Botanical Name: Begonia x hybrida
Origin: The Dragon Wing Begonia originates from South America.
Height: Growing to heights of around 90 cm (3 ft), Dragon Wing Begonias also tend to spread out quite a bit, so they need to be given plenty of space.
Soil: Potting mix formulated for African Violets is ideal for this plant.
Light: Giving the Dragon Wing Begonia a sunny spot for the whole year will promote more flowers. If moved outside in summer, it should be sheltered from the heat of direct sun, especially around midday.
Humidity: Begonia x hybrida needs moderate (50 to 60 per cent) levels of relative humidity. To increase levels, a room humidifier may be used. Alternatively, the plant can be placed onto a tray filled with wet pebbles. This house plant also needs to be kept well away from any drafts, hot or cold.

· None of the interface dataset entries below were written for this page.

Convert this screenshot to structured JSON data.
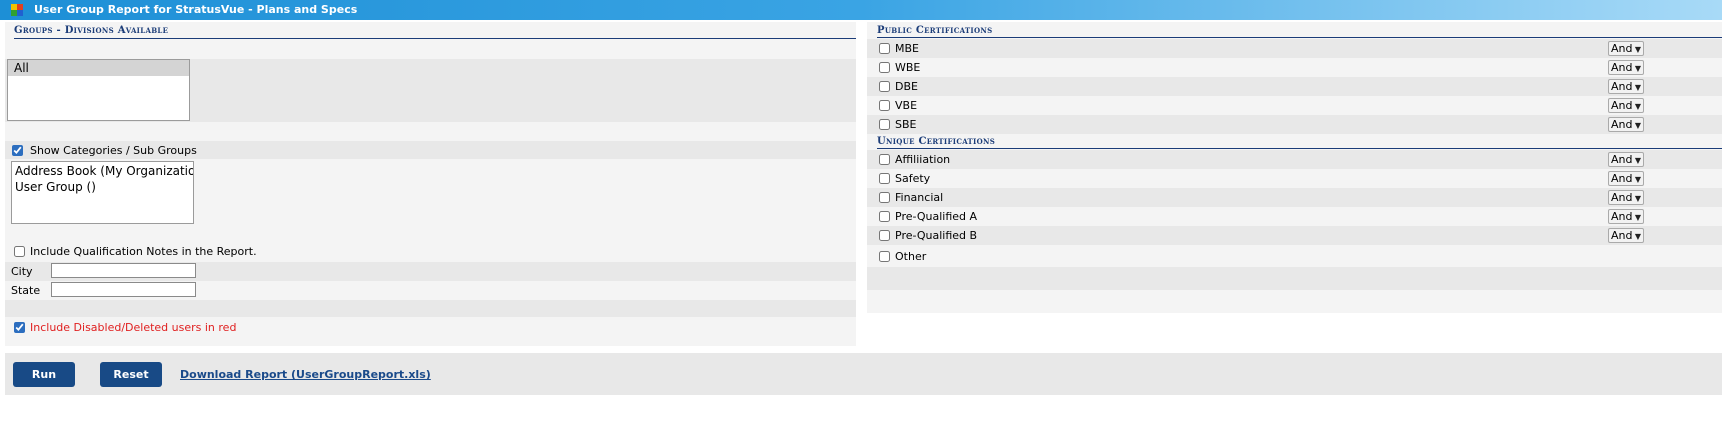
{
  "window": {
    "title": "User Group Report for StratusVue - Plans and Specs",
    "accent": "#1d8fd6"
  },
  "groups": {
    "heading": "Groups - Divisions Available",
    "list": [
      "All"
    ],
    "selected": "All"
  },
  "categories": {
    "show_label": "Show Categories / Sub Groups",
    "show_checked": true,
    "list": [
      "Address Book (My Organization Ac",
      "User Group ()"
    ]
  },
  "qualification": {
    "label": "Include Qualification Notes in the Report.",
    "checked": false
  },
  "filters": {
    "city_label": "City",
    "city_value": "",
    "state_label": "State",
    "state_value": ""
  },
  "disabled_users": {
    "label": "Include Disabled/Deleted users in red",
    "checked": true,
    "color": "#e02020"
  },
  "public_certs": {
    "heading": "Public Certifications",
    "items": [
      {
        "label": "MBE",
        "op": "And"
      },
      {
        "label": "WBE",
        "op": "And"
      },
      {
        "label": "DBE",
        "op": "And"
      },
      {
        "label": "VBE",
        "op": "And"
      },
      {
        "label": "SBE",
        "op": "And"
      }
    ]
  },
  "unique_certs": {
    "heading": "Unique Certifications",
    "items": [
      {
        "label": "Affiliiation",
        "op": "And"
      },
      {
        "label": "Safety",
        "op": "And"
      },
      {
        "label": "Financial",
        "op": "And"
      },
      {
        "label": "Pre-Qualified A",
        "op": "And"
      },
      {
        "label": "Pre-Qualified B",
        "op": "And"
      }
    ],
    "other_label": "Other"
  },
  "actions": {
    "run": "Run",
    "reset": "Reset",
    "download": "Download Report (UserGroupReport.xls)"
  }
}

Temperatures: Dragon Wing Begonias thrive in temperatures of 18 to 24 degrees C (65 to 75 degrees F), but can handle heat up to just under 38 degrees C (100 degrees F), although it is best to shield them from midday sun on hot days.
Water: The Dragon Wing Begonia's soil needs to be kept moistened, but should not become soggy.
Fertiliser: To prevent fertiliser burn, the plant should be fed with a diluted (50:50) balanced fertiliser (liquid) after it has been watered. Feeding should be done fortnightly in spring/ summer, monthly during autumn and winter.
Propagation: Dragon Wing Begonias can be propagated quite easily from 8 to 10 cm long stem tip cuttings (non-flowering) taken during spring or at the latest in the early summer months. The cuttings will root well in sterile, moist potting mix. Alternatively, seeds sown indoors during the latter half of winter will be ready for summer flowers. Raising humidity levels and using a heat mat will provide the best results.
Description and Care Tips
Like other Begonias, the Dragon Wing Begonia is easy to grow and beautiful to look at. The delightful, glossy and big wing-shaped leaves alone are a joy to behold, and in late spring/ early summer, they will be accompanied by gorgeous sprays of red, pink or white flowers.
Far less fussy with regards to humidity levels than, for example, the rex begonias, this plant is, in fact, one of the best and easiest species to grow indoors. It will, however, need quite a lot of space. Growing to heights of approximately 90 cm (3 ft), it will spread out by about as much.
This and the fact that lots of sunshine will increase its blooming power also make it a perfect and dependable plant for semi-shaded spots on patios, although being a tropical beauty, it will have to come back indoors once temperatures begin to drop at the onset of autumn.
There are only a couple of potential problems with Dragon Wing Begonias. One of these problems is over-watering. If the soil has been allowed to get soggy, the leaves of this lovely plant will turn yellow and/ or drop off. Drainage holes in the plant's container will help to prevent over-watering.
The other problem is powdery mildew. Typically appearing on stems and leaves, this white, dusty fungus is often the result of high humidity and poor air circulation. Affected leaves should be cut off and air circulation needs to be increased, although the plant must be kept away from drying AC/ heat vents. In addition, a fungicide may have to be used to treat the foliage.
As Dragon Wing Begonias tend to grow better when they are slightly pot-bound, they should only be moved to a pot that is one size larger than the old one when repotting in spring. The soil should not be packed too tightly, because the plant prefers to have a little air circulating around its fibrous roots.